While Beh prepped for Warren‘s Chicago premier last night at the Midwest Independent Film Festival, Beh and I traded e-mails the past two days about his experience making the film. The following is an edited version of that exchange. Continue reading “People With Passion: Alex Beh (2015 edition)”

Chicago Daily Law Bulletin archives, 2015

Chicago Daily Law Bulletin archives

Plus Chicago Lawyer and Leading Lawyer stories

(all titles are links)

2015 (click here for 2013-2014)

(NOTE: the Law Bulletin is subscription-based. Links marked SUB need subscription.)

(If any links don’t work, please email me at jsilverstein@lbpc.com. Thanks!)

The 35,000 square foot rotunda in the 65,000 square foot Roundhouse at the DuSable Museum for African American History.
The 35,000 square foot rotunda in the 65,000 square foot Roundhouse at the DuSable Museum for African American History. (photo by Jack Silverstein for Chicago Daily Law Bulletin)

6 JAN 2015 — Expansions at Polsinelli & Heyl, Royster

8 JAN 2015 — Fundraiser for The Roundhouse at the DuSable Museum

9 JAN 2015 — Law School Notes: Deans react to the 2015 Association of American Law Schools (AALS) conference (free PDF)

12 JAN 2015 — Amicus Curious: Employment lawyer Marc J. Siegel (SUB)

15 JAN 2015 — 7th Circuit: No privacy in police cars (SUB)

16 JAN 2015 — Obituary of attorney Joseph Tecson (SUB)

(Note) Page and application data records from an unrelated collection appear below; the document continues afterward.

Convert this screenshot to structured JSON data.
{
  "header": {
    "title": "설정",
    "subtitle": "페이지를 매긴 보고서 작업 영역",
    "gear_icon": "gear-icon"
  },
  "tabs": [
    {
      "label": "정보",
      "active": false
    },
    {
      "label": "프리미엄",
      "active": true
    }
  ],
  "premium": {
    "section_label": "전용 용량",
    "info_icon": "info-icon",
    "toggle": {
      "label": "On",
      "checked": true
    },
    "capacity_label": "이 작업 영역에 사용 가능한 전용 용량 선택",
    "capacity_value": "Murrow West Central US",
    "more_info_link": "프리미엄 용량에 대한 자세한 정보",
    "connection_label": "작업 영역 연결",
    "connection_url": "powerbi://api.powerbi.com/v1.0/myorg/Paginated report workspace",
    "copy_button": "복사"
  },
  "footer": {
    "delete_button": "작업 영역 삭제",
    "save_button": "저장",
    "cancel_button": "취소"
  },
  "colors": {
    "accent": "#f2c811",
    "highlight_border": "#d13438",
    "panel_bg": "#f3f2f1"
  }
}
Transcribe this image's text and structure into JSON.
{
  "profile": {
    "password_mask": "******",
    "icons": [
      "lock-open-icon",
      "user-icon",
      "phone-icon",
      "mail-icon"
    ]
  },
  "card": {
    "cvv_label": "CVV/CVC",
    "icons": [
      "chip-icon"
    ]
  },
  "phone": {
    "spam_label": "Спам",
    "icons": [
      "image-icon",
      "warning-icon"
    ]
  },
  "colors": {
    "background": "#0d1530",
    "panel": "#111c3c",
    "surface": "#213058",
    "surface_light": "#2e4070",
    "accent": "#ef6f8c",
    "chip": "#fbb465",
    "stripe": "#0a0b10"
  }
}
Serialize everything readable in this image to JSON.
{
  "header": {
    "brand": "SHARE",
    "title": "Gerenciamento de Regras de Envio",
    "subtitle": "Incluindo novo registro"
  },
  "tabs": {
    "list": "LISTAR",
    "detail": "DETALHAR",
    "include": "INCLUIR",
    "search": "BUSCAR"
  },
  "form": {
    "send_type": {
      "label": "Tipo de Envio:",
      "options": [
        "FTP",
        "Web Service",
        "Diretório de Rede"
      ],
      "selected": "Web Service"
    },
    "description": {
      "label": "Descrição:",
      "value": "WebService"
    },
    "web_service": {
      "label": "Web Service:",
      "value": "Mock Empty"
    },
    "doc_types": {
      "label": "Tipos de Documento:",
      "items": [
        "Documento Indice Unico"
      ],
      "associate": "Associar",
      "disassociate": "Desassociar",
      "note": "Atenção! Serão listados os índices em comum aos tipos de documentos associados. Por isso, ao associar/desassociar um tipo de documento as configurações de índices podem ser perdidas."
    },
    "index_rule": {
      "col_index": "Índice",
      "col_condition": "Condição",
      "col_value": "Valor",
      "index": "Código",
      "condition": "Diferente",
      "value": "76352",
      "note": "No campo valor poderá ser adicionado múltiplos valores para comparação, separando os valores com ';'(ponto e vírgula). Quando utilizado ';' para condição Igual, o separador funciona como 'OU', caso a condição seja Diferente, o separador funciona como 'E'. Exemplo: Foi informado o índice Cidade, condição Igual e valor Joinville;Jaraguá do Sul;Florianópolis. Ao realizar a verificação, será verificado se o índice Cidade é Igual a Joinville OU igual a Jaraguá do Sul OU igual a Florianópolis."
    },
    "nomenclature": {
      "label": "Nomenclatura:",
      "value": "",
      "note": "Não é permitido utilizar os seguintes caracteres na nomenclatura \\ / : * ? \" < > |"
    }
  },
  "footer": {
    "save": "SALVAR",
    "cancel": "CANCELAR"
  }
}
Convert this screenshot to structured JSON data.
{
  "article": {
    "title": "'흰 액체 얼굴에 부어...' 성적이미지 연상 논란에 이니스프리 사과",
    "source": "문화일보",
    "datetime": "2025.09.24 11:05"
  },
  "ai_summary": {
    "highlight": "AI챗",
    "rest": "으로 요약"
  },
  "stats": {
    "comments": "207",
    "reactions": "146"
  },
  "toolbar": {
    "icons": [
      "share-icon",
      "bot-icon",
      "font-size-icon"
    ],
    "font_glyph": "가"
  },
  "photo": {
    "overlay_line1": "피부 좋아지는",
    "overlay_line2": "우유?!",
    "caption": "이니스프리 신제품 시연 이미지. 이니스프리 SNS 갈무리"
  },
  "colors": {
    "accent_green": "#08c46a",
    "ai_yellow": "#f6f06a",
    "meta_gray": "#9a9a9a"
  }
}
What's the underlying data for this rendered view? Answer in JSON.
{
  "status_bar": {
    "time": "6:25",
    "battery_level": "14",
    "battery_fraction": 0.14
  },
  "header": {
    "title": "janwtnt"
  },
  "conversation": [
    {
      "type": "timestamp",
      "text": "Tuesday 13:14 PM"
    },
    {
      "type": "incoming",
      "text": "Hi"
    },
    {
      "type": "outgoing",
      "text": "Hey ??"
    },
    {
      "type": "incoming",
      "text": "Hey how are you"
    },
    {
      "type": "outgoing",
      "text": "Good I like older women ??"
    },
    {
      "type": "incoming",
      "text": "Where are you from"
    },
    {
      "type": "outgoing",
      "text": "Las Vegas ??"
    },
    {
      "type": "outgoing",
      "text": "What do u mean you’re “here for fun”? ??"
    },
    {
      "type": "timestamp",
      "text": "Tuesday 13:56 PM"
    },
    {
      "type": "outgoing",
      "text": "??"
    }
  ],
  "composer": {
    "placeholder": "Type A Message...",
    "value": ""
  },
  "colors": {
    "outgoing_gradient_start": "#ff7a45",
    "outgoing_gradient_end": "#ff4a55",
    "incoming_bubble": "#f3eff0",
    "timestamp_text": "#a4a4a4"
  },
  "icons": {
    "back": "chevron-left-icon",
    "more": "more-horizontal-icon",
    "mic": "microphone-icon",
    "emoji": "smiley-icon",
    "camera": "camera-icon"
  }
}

19 JAN 2015 — Amicus Curious: Employment lawyer Paul Burmeister works with musicians’ unions to help save small town orchestras (SUB)
Continue reading “Chicago Daily Law Bulletin archives, 2015”